• **Exercise directions**
Select all lines holding the word "JSON" from the entries that follow.

Start of Information supplied

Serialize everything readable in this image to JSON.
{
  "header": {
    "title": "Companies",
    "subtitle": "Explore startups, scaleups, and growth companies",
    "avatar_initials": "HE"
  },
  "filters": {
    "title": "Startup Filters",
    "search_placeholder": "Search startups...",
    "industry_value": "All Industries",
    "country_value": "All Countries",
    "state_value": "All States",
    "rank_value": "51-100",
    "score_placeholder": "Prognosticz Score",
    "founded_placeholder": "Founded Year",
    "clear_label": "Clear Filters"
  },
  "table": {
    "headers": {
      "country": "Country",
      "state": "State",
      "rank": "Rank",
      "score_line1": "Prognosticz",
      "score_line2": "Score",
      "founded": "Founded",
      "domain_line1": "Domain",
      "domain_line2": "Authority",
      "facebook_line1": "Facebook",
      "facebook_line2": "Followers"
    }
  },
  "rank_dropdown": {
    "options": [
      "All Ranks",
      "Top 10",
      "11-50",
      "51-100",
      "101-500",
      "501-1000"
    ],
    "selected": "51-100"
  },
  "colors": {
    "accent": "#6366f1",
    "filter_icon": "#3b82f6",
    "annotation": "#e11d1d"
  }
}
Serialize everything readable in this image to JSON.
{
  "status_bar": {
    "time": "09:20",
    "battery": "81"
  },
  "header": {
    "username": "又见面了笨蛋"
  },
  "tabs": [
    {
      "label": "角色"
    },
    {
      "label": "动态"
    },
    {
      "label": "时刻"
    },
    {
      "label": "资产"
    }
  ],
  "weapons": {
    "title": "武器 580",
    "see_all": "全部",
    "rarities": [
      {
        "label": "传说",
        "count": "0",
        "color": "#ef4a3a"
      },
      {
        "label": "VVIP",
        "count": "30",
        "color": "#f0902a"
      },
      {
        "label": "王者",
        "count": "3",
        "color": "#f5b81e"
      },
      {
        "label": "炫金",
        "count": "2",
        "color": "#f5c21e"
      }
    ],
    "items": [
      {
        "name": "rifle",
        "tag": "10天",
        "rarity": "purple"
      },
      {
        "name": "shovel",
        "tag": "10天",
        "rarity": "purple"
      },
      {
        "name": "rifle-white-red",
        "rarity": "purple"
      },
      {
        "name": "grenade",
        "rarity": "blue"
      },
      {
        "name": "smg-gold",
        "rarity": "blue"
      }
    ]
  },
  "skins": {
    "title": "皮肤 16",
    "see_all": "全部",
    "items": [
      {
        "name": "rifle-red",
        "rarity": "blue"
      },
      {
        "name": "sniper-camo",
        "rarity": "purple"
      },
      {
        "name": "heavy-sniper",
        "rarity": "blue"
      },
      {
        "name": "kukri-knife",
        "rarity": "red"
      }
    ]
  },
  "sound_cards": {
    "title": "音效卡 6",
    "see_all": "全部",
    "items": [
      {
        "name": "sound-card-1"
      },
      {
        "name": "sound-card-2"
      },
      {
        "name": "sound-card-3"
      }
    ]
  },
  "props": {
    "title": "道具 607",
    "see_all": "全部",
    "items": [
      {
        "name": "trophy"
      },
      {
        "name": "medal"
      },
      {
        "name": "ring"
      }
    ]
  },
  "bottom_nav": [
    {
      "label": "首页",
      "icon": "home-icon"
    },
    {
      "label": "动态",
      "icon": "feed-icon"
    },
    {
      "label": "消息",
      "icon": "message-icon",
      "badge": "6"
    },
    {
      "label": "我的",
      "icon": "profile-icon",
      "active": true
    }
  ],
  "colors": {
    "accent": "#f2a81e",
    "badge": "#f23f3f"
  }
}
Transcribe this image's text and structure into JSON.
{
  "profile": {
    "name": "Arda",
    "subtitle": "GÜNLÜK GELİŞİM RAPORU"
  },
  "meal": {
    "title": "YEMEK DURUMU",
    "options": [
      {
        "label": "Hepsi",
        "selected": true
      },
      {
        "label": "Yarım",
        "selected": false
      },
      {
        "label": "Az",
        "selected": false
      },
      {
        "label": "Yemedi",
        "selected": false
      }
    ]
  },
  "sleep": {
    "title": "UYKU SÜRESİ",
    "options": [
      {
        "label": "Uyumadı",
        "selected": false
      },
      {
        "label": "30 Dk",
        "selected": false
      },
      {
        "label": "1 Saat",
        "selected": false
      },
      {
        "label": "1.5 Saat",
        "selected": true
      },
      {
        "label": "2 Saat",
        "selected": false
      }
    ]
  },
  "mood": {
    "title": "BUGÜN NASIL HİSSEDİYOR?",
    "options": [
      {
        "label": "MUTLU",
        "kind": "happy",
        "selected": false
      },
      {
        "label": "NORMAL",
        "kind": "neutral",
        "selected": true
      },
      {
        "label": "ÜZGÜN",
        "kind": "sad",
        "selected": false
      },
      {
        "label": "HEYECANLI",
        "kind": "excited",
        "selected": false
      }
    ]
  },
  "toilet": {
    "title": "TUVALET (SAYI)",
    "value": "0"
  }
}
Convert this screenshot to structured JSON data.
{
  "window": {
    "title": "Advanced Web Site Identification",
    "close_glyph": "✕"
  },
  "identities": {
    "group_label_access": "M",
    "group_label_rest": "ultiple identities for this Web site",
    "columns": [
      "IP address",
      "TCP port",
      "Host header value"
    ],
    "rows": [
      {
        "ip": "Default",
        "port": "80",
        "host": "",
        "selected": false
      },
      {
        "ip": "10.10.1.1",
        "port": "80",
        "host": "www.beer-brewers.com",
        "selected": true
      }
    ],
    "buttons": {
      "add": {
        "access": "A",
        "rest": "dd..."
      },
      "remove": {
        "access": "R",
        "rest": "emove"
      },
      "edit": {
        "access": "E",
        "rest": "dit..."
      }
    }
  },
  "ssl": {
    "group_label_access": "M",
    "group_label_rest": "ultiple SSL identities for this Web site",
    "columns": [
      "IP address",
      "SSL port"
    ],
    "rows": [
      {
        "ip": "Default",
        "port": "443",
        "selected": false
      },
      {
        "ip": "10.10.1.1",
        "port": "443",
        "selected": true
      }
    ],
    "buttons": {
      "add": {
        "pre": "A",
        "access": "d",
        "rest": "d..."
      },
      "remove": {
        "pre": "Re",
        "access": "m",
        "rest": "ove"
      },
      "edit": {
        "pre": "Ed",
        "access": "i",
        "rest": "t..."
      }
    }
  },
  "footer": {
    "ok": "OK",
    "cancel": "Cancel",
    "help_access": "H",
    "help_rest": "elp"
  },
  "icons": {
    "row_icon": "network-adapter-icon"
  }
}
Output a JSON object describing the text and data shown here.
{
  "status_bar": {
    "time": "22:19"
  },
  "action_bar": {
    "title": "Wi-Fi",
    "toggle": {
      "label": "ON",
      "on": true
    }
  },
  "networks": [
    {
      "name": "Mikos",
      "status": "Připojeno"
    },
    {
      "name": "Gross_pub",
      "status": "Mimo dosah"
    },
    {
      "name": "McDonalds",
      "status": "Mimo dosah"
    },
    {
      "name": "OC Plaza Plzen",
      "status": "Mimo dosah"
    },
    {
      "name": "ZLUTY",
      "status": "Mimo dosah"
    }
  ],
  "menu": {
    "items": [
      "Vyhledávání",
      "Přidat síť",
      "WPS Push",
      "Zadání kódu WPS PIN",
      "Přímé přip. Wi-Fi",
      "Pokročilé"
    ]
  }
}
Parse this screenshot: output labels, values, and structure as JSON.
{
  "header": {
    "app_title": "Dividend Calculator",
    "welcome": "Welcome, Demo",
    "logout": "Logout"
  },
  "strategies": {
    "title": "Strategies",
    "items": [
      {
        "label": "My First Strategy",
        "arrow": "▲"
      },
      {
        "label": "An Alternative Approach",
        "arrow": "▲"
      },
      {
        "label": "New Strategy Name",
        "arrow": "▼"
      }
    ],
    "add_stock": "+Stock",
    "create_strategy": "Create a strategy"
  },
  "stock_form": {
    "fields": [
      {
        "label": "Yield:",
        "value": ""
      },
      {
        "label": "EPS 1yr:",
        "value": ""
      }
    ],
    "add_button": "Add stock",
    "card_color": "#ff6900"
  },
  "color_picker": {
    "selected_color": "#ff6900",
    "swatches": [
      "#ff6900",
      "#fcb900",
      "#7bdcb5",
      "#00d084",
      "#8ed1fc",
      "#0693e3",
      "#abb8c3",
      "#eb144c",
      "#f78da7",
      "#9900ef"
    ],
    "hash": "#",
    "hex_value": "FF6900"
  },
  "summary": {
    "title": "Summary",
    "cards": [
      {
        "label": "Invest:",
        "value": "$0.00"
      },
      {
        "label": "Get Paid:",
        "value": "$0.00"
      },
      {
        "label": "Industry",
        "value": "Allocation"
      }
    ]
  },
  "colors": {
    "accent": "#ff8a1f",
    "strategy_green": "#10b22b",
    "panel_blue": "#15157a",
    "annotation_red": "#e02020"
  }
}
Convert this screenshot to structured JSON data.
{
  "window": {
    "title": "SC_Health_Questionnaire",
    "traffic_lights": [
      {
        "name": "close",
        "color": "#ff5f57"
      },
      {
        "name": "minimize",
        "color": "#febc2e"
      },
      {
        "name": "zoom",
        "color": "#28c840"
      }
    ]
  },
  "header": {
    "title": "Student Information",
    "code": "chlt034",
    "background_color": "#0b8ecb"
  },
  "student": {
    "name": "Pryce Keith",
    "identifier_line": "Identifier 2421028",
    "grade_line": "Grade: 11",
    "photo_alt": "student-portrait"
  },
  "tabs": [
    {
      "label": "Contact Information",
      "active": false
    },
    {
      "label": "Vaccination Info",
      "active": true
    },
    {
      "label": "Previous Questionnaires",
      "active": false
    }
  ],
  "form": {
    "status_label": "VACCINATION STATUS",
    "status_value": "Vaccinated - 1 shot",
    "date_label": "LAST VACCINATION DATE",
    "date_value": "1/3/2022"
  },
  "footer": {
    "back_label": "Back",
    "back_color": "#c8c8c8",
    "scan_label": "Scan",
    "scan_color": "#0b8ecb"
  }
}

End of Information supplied

• **Task output**
Serialize everything readable in this image to JSON.
Serialize everything readable in this image to JSON.
Transcribe this image's text and structure into JSON.
Convert this screenshot to structured JSON data.
Output a JSON object describing the text and data shown here.
Parse this screenshot: output labels, values, and structure as JSON.
Convert this screenshot to structured JSON data.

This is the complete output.